“Fate is not satisfied with inflicting one calamity.” – Publilius Syrus
Pet Sematary 2019 is essentially the novel and/or 1989 film buried in the cursed grounds of the plot and resurrected in the same manner: starts off seeming the same but a little off, then turns bad and wants to do you harm. Rotten and needlessly nihilistic, this version is ironic proof of its own message that sometimes it’s best to let the dead stay dead.
For those unfamiliar, our story is that the Creed family has just moved to a small town in Maine. There, trucks zoom by randomly and a notable spot is the title location. Beyond this though lies a cursed burial ground, where the dead can be resurrected. Of course, something that seems too good to be true has a rather nasty catch.
After the Creeds have settled in and befriended neighbor Jud Crandall (John Lithgow), father Louis (Jason Clarke) has a patient (Obssa Ahmed) brought in who dies shortly thereafter. But he returns as a ghost to Louis in dreams that maybe aren’t to warn him of the cemetery and land beyond it. Will he heed those warnings? You answered correctly if you guessed no.
Sure this sounds pretty on point so far, but when we get to the end of Act II, things are changed and not at all for the better. There’s switch-ups to how some events play out, and not only do they seem forced and awkward, but they undermine the text and its themes (the Louis character in particular has his arc ruined). Not to mention the backstory on Timmy Baterman is excised (actually, there’s a microsecond Easter egg of him in an article shown), so a key piece of the plot is just flat-out missing. And the ending is absolutely terrible.
The shadows of the Stephen King novel and previous film (with the script by King himself) loom large over this film, and it seems to think its best shot at justifying its existence is to make these changes without regard to whether they actually serve the story and characters in question.
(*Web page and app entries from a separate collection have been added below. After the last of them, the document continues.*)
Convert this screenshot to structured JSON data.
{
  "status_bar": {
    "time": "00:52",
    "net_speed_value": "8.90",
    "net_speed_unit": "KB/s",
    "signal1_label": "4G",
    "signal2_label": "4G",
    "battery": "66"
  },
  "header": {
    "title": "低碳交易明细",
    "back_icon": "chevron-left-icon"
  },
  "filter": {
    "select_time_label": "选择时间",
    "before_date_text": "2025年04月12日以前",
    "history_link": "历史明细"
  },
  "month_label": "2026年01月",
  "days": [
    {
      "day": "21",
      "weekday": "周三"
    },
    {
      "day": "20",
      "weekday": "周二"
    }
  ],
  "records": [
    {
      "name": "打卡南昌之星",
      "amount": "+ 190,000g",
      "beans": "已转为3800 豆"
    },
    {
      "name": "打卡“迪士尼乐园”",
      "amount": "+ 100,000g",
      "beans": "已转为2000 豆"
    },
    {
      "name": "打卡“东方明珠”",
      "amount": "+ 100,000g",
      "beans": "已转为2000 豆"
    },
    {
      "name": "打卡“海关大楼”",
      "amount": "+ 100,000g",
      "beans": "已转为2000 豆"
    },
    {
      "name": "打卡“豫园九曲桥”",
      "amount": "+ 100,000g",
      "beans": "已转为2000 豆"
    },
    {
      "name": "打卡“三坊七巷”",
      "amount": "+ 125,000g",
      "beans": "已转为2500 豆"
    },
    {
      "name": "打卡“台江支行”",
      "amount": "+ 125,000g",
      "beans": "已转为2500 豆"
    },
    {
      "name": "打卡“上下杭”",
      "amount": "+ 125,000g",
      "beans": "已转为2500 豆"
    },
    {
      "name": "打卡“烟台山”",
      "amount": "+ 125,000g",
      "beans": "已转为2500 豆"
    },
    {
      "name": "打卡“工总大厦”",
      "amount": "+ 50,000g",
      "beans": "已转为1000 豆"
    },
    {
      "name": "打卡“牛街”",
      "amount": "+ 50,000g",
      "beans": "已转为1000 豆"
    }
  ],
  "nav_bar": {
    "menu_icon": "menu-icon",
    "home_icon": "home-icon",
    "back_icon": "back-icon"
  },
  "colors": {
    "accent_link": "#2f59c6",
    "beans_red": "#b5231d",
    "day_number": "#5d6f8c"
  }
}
They really have no purpose than to be different for the sake of being different. The actors are fine in their parts (although it needs to be said that the casting of Ahmed is troubling in that it propagates the “black guy dies first” and “magic negro” cliches), but not nearly as memorable as those who played them the first time.
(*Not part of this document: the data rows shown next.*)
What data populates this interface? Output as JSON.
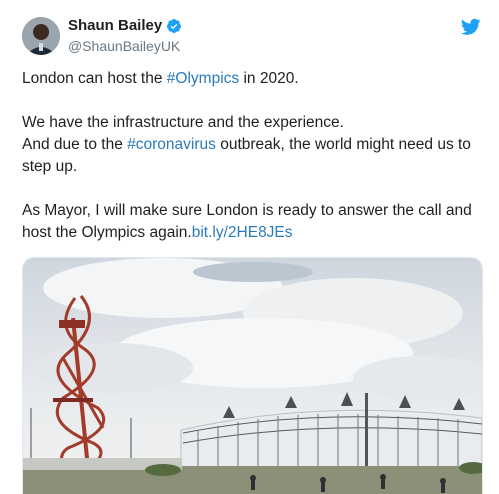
{
  "author": {
    "display_name": "Shaun Bailey",
    "handle": "@ShaunBaileyUK",
    "avatar_icon": "avatar-photo",
    "verified_icon": "verified-badge-icon"
  },
  "platform_icon": "twitter-bird-icon",
  "colors": {
    "link": "#2b7bb9",
    "verified": "#1da1f2",
    "twitter_brand": "#1da1f2",
    "text": "#1c2022",
    "muted": "#697882"
  },
  "tweet": {
    "line1_prefix": "London can host the ",
    "hashtag_olympics": "#Olympics",
    "line1_suffix": " in 2020.",
    "line2": "We have the infrastructure and the experience.",
    "line3_prefix": "And due to the ",
    "hashtag_coronavirus": "#coronavirus",
    "line3_suffix": " outbreak, the world might need us to step up.",
    "line4": "As Mayor, I will make sure London is ready to answer the call and host the Olympics again.",
    "link_text": "bit.ly/2HE8JEs"
  },
  "media": {
    "subject": "photo of ArcelorMittal Orbit tower and Olympic Stadium under cloudy sky"
  }
}
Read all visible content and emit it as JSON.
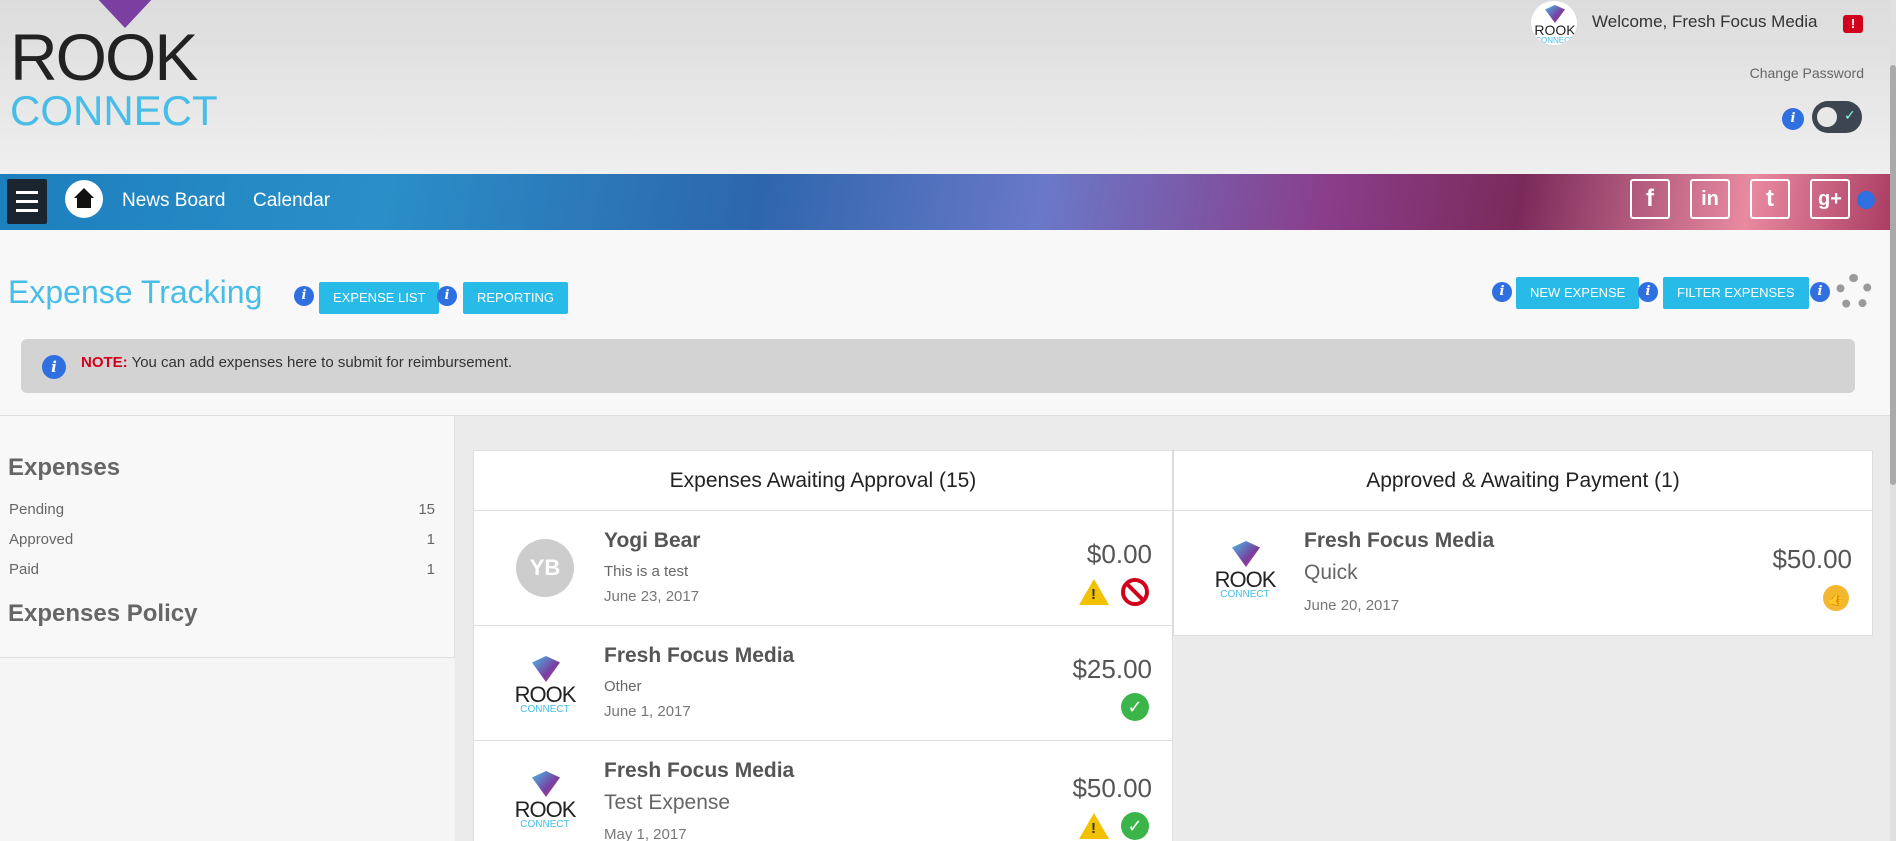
{
  "brand": {
    "line1": "ROOK",
    "line2": "CONNECT"
  },
  "header": {
    "welcome": "Welcome, Fresh Focus Media",
    "alert_badge": "!",
    "change_password": "Change Password",
    "info_glyph": "i",
    "toggle_check": "✓",
    "avatar_line1": "ROOK",
    "avatar_line2": "CONNECT"
  },
  "nav": {
    "links": [
      "News Board",
      "Calendar"
    ],
    "social": [
      {
        "name": "facebook-icon",
        "glyph": "f"
      },
      {
        "name": "linkedin-icon",
        "glyph": "in"
      },
      {
        "name": "twitter-icon",
        "glyph": "t"
      },
      {
        "name": "google-plus-icon",
        "glyph": "g+"
      }
    ]
  },
  "page": {
    "title": "Expense Tracking",
    "buttons": {
      "expense_list": "EXPENSE LIST",
      "reporting": "REPORTING",
      "new_expense": "NEW EXPENSE",
      "filter_expenses": "FILTER EXPENSES"
    },
    "note_label": "NOTE:",
    "note_text": " You can add expenses here to submit for reimbursement."
  },
  "sidebar": {
    "title": "Expenses",
    "items": [
      {
        "label": "Pending",
        "count": "15"
      },
      {
        "label": "Approved",
        "count": "1"
      },
      {
        "label": "Paid",
        "count": "1"
      }
    ],
    "policy": "Expenses Policy"
  },
  "awaiting_approval": {
    "title": "Expenses Awaiting Approval (15)",
    "items": [
      {
        "initials": "YB",
        "name": "Yogi Bear",
        "desc": "This is a test",
        "date": "June 23, 2017",
        "amount": "$0.00"
      },
      {
        "name": "Fresh Focus Media",
        "desc": "Other",
        "date": "June 1, 2017",
        "amount": "$25.00"
      },
      {
        "name": "Fresh Focus Media",
        "desc": "Test Expense",
        "date": "May 1, 2017",
        "amount": "$50.00"
      }
    ]
  },
  "approved": {
    "title": "Approved & Awaiting Payment (1)",
    "items": [
      {
        "name": "Fresh Focus Media",
        "desc": "Quick",
        "date": "June 20, 2017",
        "amount": "$50.00"
      }
    ]
  },
  "colors": {
    "accent": "#29bbe8",
    "title": "#47bde8",
    "warn": "#f2c200",
    "ok": "#3bb54a",
    "deny": "#d0021b"
  }
}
But the eeriness is captured quite well and the scares are effective. And when the film does manage to stay faithful to the source material – which, to be fair, is a good portion of the runtime – it provides a more than serviceable rendering of King’s work.
In the end, though, Pet Sematary 2019 really does nothing to avoid coming off like a shameless cash grab that was only made because It 2017 turned out well. There is zero reason for anyone to give consideration to this movie over the prior versions. This is certainly a case where things that were laid to rest long ago should have remained so.